High-performance computing (HPC) brings up a range of issues beyond fast networks and hardware. Software is a key component, and many frameworks and middleware solutions can do the heavy lifting for developers.
For example, many companies have taken advantage of nVidia’s CUDA line of graphics processing units (GPUs), which also are supported by the OpenCL standard. Many companies are targeting OpenCL since it’s generic, allowing applications to be implemented on a range of platforms, not just nVidia GPUs. OpenCL works equally well on multicore CPUs, although performance depends upon the algorithms and the ability to map them to the underlying hardware.
Accessing the underlying hardware acceleration is only part of the challenge, albeit a major one. Another is moving data around the collection of processors and storage units. Faster serial fabrics help, but there is always a limit to what the hardware can provide. So what’s the alternative? Compression is one way to approach the problem.
Take Samplify’s Prism FP compression system, which is designed to work with floating-point data. It can deliver lossless or near lossless compression. But why would anyone want near-lossless compression?
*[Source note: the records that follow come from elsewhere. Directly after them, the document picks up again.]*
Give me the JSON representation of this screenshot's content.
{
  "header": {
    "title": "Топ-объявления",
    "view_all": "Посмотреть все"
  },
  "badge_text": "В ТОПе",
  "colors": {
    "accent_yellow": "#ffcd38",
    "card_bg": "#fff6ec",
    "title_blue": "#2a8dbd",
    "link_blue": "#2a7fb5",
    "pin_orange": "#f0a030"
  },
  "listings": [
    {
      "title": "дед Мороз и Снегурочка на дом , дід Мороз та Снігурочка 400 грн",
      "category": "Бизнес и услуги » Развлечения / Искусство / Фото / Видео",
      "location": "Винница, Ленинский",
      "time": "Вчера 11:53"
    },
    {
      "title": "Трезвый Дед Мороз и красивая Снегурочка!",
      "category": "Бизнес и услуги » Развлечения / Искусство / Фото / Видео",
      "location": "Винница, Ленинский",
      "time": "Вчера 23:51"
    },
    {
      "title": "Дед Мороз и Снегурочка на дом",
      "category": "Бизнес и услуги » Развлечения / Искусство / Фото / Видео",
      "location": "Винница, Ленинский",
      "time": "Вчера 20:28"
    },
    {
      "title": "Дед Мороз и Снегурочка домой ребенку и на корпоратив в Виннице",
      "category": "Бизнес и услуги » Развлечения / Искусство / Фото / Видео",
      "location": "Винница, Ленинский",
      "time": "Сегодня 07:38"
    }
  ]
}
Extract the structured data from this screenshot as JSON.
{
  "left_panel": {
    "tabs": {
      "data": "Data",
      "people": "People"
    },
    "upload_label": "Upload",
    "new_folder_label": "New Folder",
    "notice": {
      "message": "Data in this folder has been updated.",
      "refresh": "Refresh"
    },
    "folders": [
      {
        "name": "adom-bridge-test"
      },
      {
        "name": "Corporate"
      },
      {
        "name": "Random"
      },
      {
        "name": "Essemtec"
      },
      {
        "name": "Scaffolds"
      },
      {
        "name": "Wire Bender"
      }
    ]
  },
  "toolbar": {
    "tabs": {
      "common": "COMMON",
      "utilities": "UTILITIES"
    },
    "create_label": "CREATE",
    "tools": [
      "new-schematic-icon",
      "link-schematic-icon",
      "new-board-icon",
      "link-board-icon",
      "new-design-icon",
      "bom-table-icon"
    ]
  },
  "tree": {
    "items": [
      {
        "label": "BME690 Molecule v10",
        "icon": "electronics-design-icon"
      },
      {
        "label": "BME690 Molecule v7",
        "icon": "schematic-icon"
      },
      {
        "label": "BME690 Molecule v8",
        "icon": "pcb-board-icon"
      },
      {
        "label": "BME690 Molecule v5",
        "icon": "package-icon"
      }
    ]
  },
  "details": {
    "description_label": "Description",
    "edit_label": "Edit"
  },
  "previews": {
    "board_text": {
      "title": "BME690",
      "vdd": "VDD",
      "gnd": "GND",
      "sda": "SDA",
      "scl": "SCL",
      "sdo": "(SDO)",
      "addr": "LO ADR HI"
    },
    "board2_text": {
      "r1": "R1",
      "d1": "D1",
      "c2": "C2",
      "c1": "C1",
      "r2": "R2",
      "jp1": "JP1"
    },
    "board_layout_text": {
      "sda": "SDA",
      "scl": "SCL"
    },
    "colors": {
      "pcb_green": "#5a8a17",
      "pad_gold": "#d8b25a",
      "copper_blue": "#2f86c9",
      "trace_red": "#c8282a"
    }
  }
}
As it turns out, many applications don’t require all the precision or resolution of a floating-point number. For example, an application may only need four significant digits. A compression technique that would retain that information while dropping less significant information could be used with the application.
Prism FP works on CPUs like x86 processors as well as multicore systems including CUDA, OpenCL, MPI, and OpenMP environments. It can be useful when storing information as well as compressing information to be sent over the wire.
One possible area where Prism FP could be handy is the GPU because of the GPU’s bandwidth issues. GPUs were initially designed for display chores where information would be loaded in the GPU memory and then processed repeatedly to generate new images. A x16 PCI Express link is pretty wide, but the GPU can handle more data depending upon the algorithms employed. Prism FP could operate on the GPU to decompress incoming data and compress results when the GPU is acting as a compute engine.
HPC results might be used to target a cruise missile, but the I/O for a system may be associated with a range of rugged devices. Eurotech’s Zypad BR2000 handheld computer is just one possiblity (see the figure). It is a complete system with an Intel E6xx Atom processor, two gigabit Ethernet ports, and support for wireless connectivity such as 802.11b/g/n, Bluetooth, and GPS. Rugged systems like the BR2000 have been around for ages, but these newer platforms deliver more performance using less power.
Tablets are also devices that have been useful in a range of military applications. Computing power is often an issue but screen readability is critical since an unreadable display makes the device useless. The xplore iX104C5 has a dual-mode, sunlight-readable display, and it is even submersible. Powered by an Intel Core i7 processor, the tablet supports a range of wireless protocols.
GPUs are also starting to crop up in these types of mobile platforms. This opens up more computing possibilities in the field.